House Majority Leader Bill Seitz, R-Green Twp., has told several state media outlets the bailouts aren’t going anywhere. He did not respond to written questions about the uneconomic nature of the plants, or why ratepayers should cover their owners’ losses on them.
“We’ve beat this [OVEC] horse to death. It’s not going to change,” Seitz said to Cleveland.com in October. “They’ve introduced God knows how many bills — none of them are going anywhere, in my humble opinion.”
Michigan takes action
AEP is by far OVEC’s largest shareholder, with a roughly 43% equity stake in the company, and the two share several executives.
While repeal efforts in Ohio are at a lull, other states have signaled resistance to allowing utilities to continue to pass OVEC’s owners’ losses to customers.
The Michigan Public Service Commission in a November order noted that OVEC’s costs exceed the market price of electricity by tens of millions.

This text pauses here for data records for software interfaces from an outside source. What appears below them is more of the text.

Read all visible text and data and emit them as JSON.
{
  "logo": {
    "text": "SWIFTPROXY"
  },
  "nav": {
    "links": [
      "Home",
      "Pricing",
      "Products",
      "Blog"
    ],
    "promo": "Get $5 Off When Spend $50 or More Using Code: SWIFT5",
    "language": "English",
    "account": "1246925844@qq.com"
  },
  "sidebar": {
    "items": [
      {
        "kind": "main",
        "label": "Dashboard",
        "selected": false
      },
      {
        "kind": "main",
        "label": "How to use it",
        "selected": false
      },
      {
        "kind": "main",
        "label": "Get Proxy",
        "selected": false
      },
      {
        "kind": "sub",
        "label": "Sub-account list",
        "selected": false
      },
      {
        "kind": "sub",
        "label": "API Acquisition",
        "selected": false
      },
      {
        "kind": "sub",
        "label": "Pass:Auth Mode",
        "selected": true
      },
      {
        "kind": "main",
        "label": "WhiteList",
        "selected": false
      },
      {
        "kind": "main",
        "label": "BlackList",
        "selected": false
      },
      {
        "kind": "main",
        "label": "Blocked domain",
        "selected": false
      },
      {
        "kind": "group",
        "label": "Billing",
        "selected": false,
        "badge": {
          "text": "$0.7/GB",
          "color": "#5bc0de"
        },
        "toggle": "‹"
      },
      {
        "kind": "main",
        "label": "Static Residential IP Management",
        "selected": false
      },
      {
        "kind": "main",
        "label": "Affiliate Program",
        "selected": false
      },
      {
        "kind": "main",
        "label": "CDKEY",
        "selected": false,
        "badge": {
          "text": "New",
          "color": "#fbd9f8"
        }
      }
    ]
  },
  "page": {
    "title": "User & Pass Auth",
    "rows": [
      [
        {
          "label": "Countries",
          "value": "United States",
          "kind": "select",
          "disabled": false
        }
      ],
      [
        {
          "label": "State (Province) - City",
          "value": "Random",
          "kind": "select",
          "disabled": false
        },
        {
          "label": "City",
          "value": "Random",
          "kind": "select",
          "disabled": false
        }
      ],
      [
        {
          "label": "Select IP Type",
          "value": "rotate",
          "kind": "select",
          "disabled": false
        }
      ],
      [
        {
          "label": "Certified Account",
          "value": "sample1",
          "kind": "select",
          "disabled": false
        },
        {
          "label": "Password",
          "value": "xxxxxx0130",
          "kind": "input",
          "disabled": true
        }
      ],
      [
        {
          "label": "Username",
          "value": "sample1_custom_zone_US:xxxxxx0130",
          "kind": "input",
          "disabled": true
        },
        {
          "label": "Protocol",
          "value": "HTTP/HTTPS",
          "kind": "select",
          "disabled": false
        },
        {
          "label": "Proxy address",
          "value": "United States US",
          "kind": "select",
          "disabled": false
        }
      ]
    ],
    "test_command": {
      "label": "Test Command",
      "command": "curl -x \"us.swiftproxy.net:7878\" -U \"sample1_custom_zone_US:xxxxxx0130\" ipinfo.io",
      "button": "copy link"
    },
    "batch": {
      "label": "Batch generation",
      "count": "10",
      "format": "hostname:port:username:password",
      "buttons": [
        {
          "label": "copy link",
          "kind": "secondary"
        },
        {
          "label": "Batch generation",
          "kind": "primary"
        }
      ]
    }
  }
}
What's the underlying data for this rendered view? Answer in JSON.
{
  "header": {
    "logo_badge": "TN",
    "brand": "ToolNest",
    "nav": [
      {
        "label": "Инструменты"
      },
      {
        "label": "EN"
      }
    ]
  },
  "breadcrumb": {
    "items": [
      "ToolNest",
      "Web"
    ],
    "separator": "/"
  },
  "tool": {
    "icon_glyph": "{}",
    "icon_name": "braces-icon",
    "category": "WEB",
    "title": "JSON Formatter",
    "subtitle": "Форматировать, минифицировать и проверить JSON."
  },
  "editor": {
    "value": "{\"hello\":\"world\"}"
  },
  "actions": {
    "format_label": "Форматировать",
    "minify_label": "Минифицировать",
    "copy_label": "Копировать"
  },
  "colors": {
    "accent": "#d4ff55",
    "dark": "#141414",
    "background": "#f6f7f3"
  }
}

It warned that AEP’s local utility may not be able to pass on all its OVEC losses to customers that are “incurred because of imprudent” decisions.
“The order today put I&M [an AEP unit] on notice that the Michigan share of these excess costs are unlikely to be permitted without additional evidence that continuing to purchase power from the units was in the best interest of its customers,” the Michigan regulators said in a news release.
AEP spokesman Scott Blake said in an email the OVEC plants are “critical resources that help ensure the reliability of the grid and offer protection from increases in the costs of other fuels.” He said AEP Ohio customers for decades benefitted from OVEC’s power via affordable electricity and good jobs. OVEC, he argued, insulates customers from cost spikes caused by things like a surge in natural gas prices or a shortfall of renewable energy supply.
“AEP Ohio customers benefited for decades from the power provided by OVEC in the form of affordable electricity and good jobs,” he said. “While there may be years where power from OVEC is more expensive than the market, as generation from natural gas and other sources becomes more expensive, customers could see refunds from OVEC in the future.”
Fitch Ratings determined OVEC’s outlook is “stable” in February — just one step above “speculative.” However, its analysts found that repealing HB 6 wouldn’t necessarily harm OVEC’s prospects. The analysts reasoned that for one, in the event of a repeal, AEP, Duke and AES would still be able to pass on their OVEC losses to customers. For two, the “sponsoring” utilities have already contractually agreed to purchase the power OVEC generates, regardless of who eats the losses.
Meanwhile, in a Virginia appeal of a public service commission rate case, Virginia Attorney General Mark Herring accused OVEC of charging an AEP utility in Virginia well beyond market costs for electricity. The case is ongoing.